IBS can be grouped into the following categories:
- IBS-D where diarrhea is predominant
- IBS-C where constipation is predominant
- IBS-A or IBS-M where stool patterns alternate between constipation and diarrhea. The A means alternating and the M means mixed, but they both refer to the same pattern.
- IBS-P where pain is predominant.
There is no definitive test to diagnose IBS. After ruling out other possibilities for the discomfort, a positive diagnosis for IBS is often made by excluding other possible causes of discomfort and using the ROME IV criteria. This diagnostic tool involves observance of recurrent abdominal pain on average at least 1 day/week in the last 3 months associated with two or more of the following criteria: relief of pain or discomfort with defecation, onset of pain or discomfort associated with a change in bowel movement frequency, and onset of pain or discomfort associated with a change in stool appearance.

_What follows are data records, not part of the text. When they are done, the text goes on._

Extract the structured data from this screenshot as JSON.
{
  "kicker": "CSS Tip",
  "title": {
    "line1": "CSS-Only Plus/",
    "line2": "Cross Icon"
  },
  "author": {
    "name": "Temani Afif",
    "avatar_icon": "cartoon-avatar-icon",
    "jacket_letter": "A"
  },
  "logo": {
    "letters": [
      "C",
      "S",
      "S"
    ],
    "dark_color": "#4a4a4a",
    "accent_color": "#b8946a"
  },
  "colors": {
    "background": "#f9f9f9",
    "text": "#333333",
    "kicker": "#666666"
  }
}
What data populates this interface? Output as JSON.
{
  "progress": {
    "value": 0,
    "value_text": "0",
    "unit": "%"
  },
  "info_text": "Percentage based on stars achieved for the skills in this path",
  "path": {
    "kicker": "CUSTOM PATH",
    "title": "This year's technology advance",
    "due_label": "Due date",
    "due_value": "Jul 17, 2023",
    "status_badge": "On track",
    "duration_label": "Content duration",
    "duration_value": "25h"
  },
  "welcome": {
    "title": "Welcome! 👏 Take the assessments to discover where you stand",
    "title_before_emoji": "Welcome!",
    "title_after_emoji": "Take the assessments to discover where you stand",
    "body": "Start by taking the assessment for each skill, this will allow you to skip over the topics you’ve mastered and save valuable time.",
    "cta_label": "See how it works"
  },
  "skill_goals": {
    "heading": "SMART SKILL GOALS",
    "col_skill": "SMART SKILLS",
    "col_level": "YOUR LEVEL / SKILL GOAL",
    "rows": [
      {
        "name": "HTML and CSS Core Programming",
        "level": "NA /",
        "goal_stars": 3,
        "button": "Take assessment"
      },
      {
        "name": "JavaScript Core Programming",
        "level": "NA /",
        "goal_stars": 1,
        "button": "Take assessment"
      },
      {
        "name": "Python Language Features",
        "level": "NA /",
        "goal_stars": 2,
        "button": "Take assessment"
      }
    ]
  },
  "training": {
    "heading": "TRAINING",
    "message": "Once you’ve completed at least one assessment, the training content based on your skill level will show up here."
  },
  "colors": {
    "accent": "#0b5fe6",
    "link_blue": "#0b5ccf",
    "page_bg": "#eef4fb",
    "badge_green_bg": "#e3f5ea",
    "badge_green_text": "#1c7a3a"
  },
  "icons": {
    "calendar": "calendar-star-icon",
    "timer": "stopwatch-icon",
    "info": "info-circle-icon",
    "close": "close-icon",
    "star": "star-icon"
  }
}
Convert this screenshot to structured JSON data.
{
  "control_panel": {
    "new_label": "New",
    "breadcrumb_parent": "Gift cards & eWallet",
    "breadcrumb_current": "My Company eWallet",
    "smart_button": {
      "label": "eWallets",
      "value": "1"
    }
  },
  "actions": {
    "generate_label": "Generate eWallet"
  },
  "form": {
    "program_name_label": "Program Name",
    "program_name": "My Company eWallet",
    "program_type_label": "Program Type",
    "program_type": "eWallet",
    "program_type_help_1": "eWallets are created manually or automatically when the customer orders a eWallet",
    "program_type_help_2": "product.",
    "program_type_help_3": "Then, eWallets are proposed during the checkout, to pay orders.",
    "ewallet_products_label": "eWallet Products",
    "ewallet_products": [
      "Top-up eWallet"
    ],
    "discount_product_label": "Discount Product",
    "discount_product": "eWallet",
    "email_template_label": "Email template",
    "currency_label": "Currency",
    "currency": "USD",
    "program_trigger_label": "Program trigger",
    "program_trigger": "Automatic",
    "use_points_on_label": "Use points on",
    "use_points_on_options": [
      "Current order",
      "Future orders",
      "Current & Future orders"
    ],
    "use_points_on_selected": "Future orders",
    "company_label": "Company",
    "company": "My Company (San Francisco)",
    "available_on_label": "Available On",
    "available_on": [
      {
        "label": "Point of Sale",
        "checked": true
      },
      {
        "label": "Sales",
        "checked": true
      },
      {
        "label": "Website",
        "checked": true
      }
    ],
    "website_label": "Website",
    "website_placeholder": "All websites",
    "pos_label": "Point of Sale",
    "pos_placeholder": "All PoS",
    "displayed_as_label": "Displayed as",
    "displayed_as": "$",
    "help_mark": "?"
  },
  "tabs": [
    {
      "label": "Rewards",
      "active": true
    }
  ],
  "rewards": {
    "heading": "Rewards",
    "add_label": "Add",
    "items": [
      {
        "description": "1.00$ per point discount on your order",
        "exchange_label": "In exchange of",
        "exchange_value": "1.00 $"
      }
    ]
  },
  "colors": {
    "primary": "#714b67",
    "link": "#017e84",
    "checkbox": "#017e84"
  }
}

Management of IBS is different for everyone, but it generally helps to limit stress, get enough sleep, exercise regularly, drink plenty of fluids, eat high-fiber foods, and avoid foods that trigger symptoms. Some common foods that induce symptoms include refined grains, processed foods like chips and cookies, coffee, carbonated drinks, high protein diets, dairy products (especially cheese), and alcohol. Medications tailored to the specific type of IBS that an individual has can also be used. Several anticholinergic drugs or drugs with anticholinergic effects are used to help IBS-D because they have a constipating effect. These include hyoscyamine sulfate (Levsin), diphenoxylate/atropine (Lomotil), and the tricyclic antidepressant amitriptyline (Elavil). Activation of 5HT-3 receptors (a type of serotonin receptor) in the gut increase peristalsis, so blocking them with the 5HT-3 antagonist alosetron (Lotronex) can be useful for IBS-D. Some drugs for the treatment of IBS-C are lubiprostone (Amitiza) and linaclotide (Linzess), which are chloride channel activators that increase chloride in the lumen of the gut that then draws sodium ions and water into the lumen.